And the color palette gives this an older feeling. I mean, it’s not quite a sepia tone, but it’s certainly earthy and a little drab.
I actually enjoyed this movie the more I sat with it, as I played scenes and sequences over and over in my mind, the ramifications for decisions and the character arcs haunted me in a really good way.
I mean, I couldn’t shake the end. It was masterfully brought about. So when we see a character running and jumping onto something, we can see the completion of a patiently executed story arc, and I just loved it.
#10. Shang-Chi and The Legend of The Ten Rings (2021)
All right, so I am a Marvel fanboy. Not that I think they can do no wrong, but just that I go in as a fan expecting to have a really great time. Well,with Shang-Chi and The Legend of The Ten Rings, I was blown away.
This being a superhero movie, we expect some big fun action and this delivers, but in a way we’ve not really seen before in a Marvel movie.
I loved the addition of the kung fu. I mean, it’s such beautiful and powerful fighting style, which then the movie takes full advantage of showing.
The camerawork is stunning. There were multiple times where I was trying to figure out just how they were able to capture the action because the actors are in these crazy positions and locations.
And all the while we’ve got the camera flying in and around to put us right in the middle of the action.

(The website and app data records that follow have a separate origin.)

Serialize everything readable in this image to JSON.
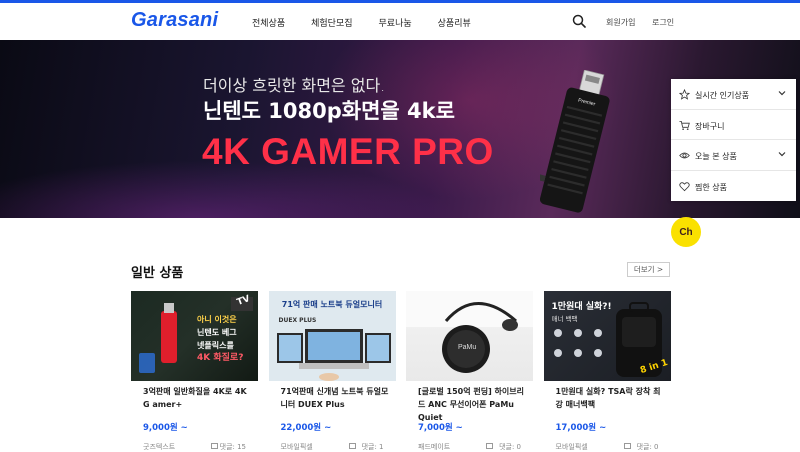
{
  "header": {
    "logo": "Garasani",
    "nav": [
      "전체상품",
      "체험단모집",
      "무료나눔",
      "상품리뷰"
    ],
    "signup": "회원가입",
    "login": "로그인"
  },
  "hero": {
    "subtitle": "더이상 흐릿한 화면은 없다.",
    "title": "닌텐도 1080p화면을 4k로",
    "headline": "4K GAMER PRO",
    "device_label": "Premier"
  },
  "quick_menu": [
    {
      "label": "실시간 인기상품",
      "icon": "star-icon",
      "chevron": true
    },
    {
      "label": "장바구니",
      "icon": "cart-icon",
      "chevron": false
    },
    {
      "label": "오늘 본 상품",
      "icon": "eye-icon",
      "chevron": true
    },
    {
      "label": "찜한 상품",
      "icon": "heart-icon",
      "chevron": false
    }
  ],
  "chat": {
    "label": "Ch"
  },
  "section": {
    "title": "일반 상품",
    "more": "더보기 >"
  },
  "products": [
    {
      "name": "3억판매 일반화질을 4K로 4K G amer+",
      "price": "9,000원 ~",
      "seller": "굿즈텍스트",
      "comments": "댓글: 15",
      "thumb_text": [
        "아니 이것은",
        "닌텐도 베그",
        "넷플릭스를",
        "4K 화질로?"
      ],
      "thumb_badge": "TV"
    },
    {
      "name": "71억판매 신개념 노트북 듀얼모 니터 DUEX Plus",
      "price": "22,000원 ~",
      "seller": "모바일픽셀",
      "comments": "댓글: 1",
      "thumb_text": [
        "71억 판매 노트북 듀얼모니터",
        "DUEX PLUS"
      ]
    },
    {
      "name": "[글로벌 150억 펀딩] 하이브리드 ANC 무선이어폰 PaMu Quiet",
      "price": "7,000원 ~",
      "seller": "패드메이트",
      "comments": "댓글: 0",
      "thumb_text": [
        "PaMu"
      ]
    },
    {
      "name": "1만원대 실화? TSA락 장착 최강 매너백팩",
      "price": "17,000원 ~",
      "seller": "모바일픽셀",
      "comments": "댓글: 0",
      "thumb_text": [
        "1만원대 실화?!",
        "매너 백팩",
        "8 in 1"
      ]
    }
  ],
  "colors": {
    "brand": "#1a57e8",
    "hero_headline": "#ff3048",
    "chat_bg": "#fae100"
  }
}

I mean, exciting isn’t even the right term. It was thrilling and magnificent. And then when you couple that with the insane choreography and stunts, it was awesome.

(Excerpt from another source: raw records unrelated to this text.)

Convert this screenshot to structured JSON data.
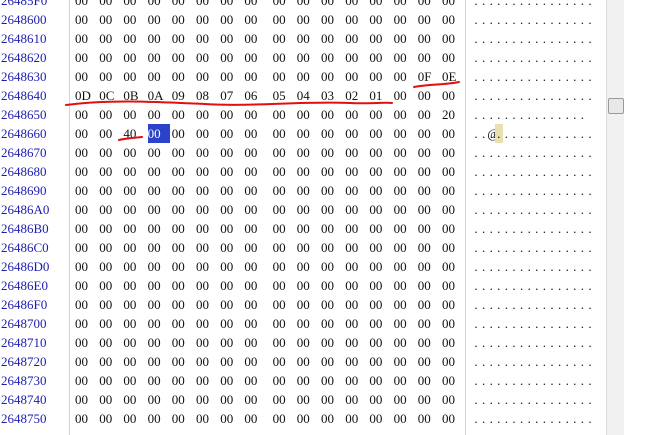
{
  "hex_view": {
    "rows": [
      {
        "offset": "26485F0",
        "bytes": [
          "00",
          "00",
          "00",
          "00",
          "00",
          "00",
          "00",
          "00",
          "00",
          "00",
          "00",
          "00",
          "00",
          "00",
          "00",
          "00"
        ],
        "ascii": "................"
      },
      {
        "offset": "2648600",
        "bytes": [
          "00",
          "00",
          "00",
          "00",
          "00",
          "00",
          "00",
          "00",
          "00",
          "00",
          "00",
          "00",
          "00",
          "00",
          "00",
          "00"
        ],
        "ascii": "................"
      },
      {
        "offset": "2648610",
        "bytes": [
          "00",
          "00",
          "00",
          "00",
          "00",
          "00",
          "00",
          "00",
          "00",
          "00",
          "00",
          "00",
          "00",
          "00",
          "00",
          "00"
        ],
        "ascii": "................"
      },
      {
        "offset": "2648620",
        "bytes": [
          "00",
          "00",
          "00",
          "00",
          "00",
          "00",
          "00",
          "00",
          "00",
          "00",
          "00",
          "00",
          "00",
          "00",
          "00",
          "00"
        ],
        "ascii": "................"
      },
      {
        "offset": "2648630",
        "bytes": [
          "00",
          "00",
          "00",
          "00",
          "00",
          "00",
          "00",
          "00",
          "00",
          "00",
          "00",
          "00",
          "00",
          "00",
          "0F",
          "0E"
        ],
        "ascii": "................"
      },
      {
        "offset": "2648640",
        "bytes": [
          "0D",
          "0C",
          "0B",
          "0A",
          "09",
          "08",
          "07",
          "06",
          "05",
          "04",
          "03",
          "02",
          "01",
          "00",
          "00",
          "00"
        ],
        "ascii": "................"
      },
      {
        "offset": "2648650",
        "bytes": [
          "00",
          "00",
          "00",
          "00",
          "00",
          "00",
          "00",
          "00",
          "00",
          "00",
          "00",
          "00",
          "00",
          "00",
          "00",
          "20"
        ],
        "ascii": "............... "
      },
      {
        "offset": "2648660",
        "bytes": [
          "00",
          "00",
          "40",
          "00",
          "00",
          "00",
          "00",
          "00",
          "00",
          "00",
          "00",
          "00",
          "00",
          "00",
          "00",
          "00"
        ],
        "ascii": "..@............."
      },
      {
        "offset": "2648670",
        "bytes": [
          "00",
          "00",
          "00",
          "00",
          "00",
          "00",
          "00",
          "00",
          "00",
          "00",
          "00",
          "00",
          "00",
          "00",
          "00",
          "00"
        ],
        "ascii": "................"
      },
      {
        "offset": "2648680",
        "bytes": [
          "00",
          "00",
          "00",
          "00",
          "00",
          "00",
          "00",
          "00",
          "00",
          "00",
          "00",
          "00",
          "00",
          "00",
          "00",
          "00"
        ],
        "ascii": "................"
      },
      {
        "offset": "2648690",
        "bytes": [
          "00",
          "00",
          "00",
          "00",
          "00",
          "00",
          "00",
          "00",
          "00",
          "00",
          "00",
          "00",
          "00",
          "00",
          "00",
          "00"
        ],
        "ascii": "................"
      },
      {
        "offset": "26486A0",
        "bytes": [
          "00",
          "00",
          "00",
          "00",
          "00",
          "00",
          "00",
          "00",
          "00",
          "00",
          "00",
          "00",
          "00",
          "00",
          "00",
          "00"
        ],
        "ascii": "................"
      },
      {
        "offset": "26486B0",
        "bytes": [
          "00",
          "00",
          "00",
          "00",
          "00",
          "00",
          "00",
          "00",
          "00",
          "00",
          "00",
          "00",
          "00",
          "00",
          "00",
          "00"
        ],
        "ascii": "................"
      },
      {
        "offset": "26486C0",
        "bytes": [
          "00",
          "00",
          "00",
          "00",
          "00",
          "00",
          "00",
          "00",
          "00",
          "00",
          "00",
          "00",
          "00",
          "00",
          "00",
          "00"
        ],
        "ascii": "................"
      },
      {
        "offset": "26486D0",
        "bytes": [
          "00",
          "00",
          "00",
          "00",
          "00",
          "00",
          "00",
          "00",
          "00",
          "00",
          "00",
          "00",
          "00",
          "00",
          "00",
          "00"
        ],
        "ascii": "................"
      },
      {
        "offset": "26486E0",
        "bytes": [
          "00",
          "00",
          "00",
          "00",
          "00",
          "00",
          "00",
          "00",
          "00",
          "00",
          "00",
          "00",
          "00",
          "00",
          "00",
          "00"
        ],
        "ascii": "................"
      },
      {
        "offset": "26486F0",
        "bytes": [
          "00",
          "00",
          "00",
          "00",
          "00",
          "00",
          "00",
          "00",
          "00",
          "00",
          "00",
          "00",
          "00",
          "00",
          "00",
          "00"
        ],
        "ascii": "................"
      },
      {
        "offset": "2648700",
        "bytes": [
          "00",
          "00",
          "00",
          "00",
          "00",
          "00",
          "00",
          "00",
          "00",
          "00",
          "00",
          "00",
          "00",
          "00",
          "00",
          "00"
        ],
        "ascii": "................"
      },
      {
        "offset": "2648710",
        "bytes": [
          "00",
          "00",
          "00",
          "00",
          "00",
          "00",
          "00",
          "00",
          "00",
          "00",
          "00",
          "00",
          "00",
          "00",
          "00",
          "00"
        ],
        "ascii": "................"
      },
      {
        "offset": "2648720",
        "bytes": [
          "00",
          "00",
          "00",
          "00",
          "00",
          "00",
          "00",
          "00",
          "00",
          "00",
          "00",
          "00",
          "00",
          "00",
          "00",
          "00"
        ],
        "ascii": "................"
      },
      {
        "offset": "2648730",
        "bytes": [
          "00",
          "00",
          "00",
          "00",
          "00",
          "00",
          "00",
          "00",
          "00",
          "00",
          "00",
          "00",
          "00",
          "00",
          "00",
          "00"
        ],
        "ascii": "................"
      },
      {
        "offset": "2648740",
        "bytes": [
          "00",
          "00",
          "00",
          "00",
          "00",
          "00",
          "00",
          "00",
          "00",
          "00",
          "00",
          "00",
          "00",
          "00",
          "00",
          "00"
        ],
        "ascii": "................"
      },
      {
        "offset": "2648750",
        "bytes": [
          "00",
          "00",
          "00",
          "00",
          "00",
          "00",
          "00",
          "00",
          "00",
          "00",
          "00",
          "00",
          "00",
          "00",
          "00",
          "00"
        ],
        "ascii": "................"
      }
    ],
    "selected_byte": {
      "row": 7,
      "col": 3
    },
    "highlighted_ascii": {
      "row": 7,
      "col": 3
    }
  },
  "colors": {
    "offset_text": "#1c1cb0",
    "selection": "#2a43c8",
    "annotation": "#e01010"
  },
  "scrollbar": {
    "position_fraction": 0.23
  }
}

The special effects in this are so well done. We get to see some imaginative creatures that look amazing as they come alive and they take part than in the action.
The coupling of Simu Liu and Awkwafina, I mean, it was outstanding. They work well together, and I really loved how Awkwafina gets to shine as sort of a hero also.
The martial arts are spectacular to watch, and I really love the infusion of some of the wirework that we’ve seen before in films like Hero or Crouching Tiger Hidden Dragon.
Now I’m excited to see where this goes when Shang-Chi returns, and I love what can also mean for the MCU as it broadens the horizons with more cultures that are represented.
All right, so that’s my list. I’d really love to know what’s on your top list, though. Please share in the comments below.
I’m really looking forward to 2022 and all that’s in store entertainment-wise. I’m also really, truly thankful that you choose to spend some time with me in these reviews. I hope you’ve had a wonderful start to the new year and that it is an awesome one for you.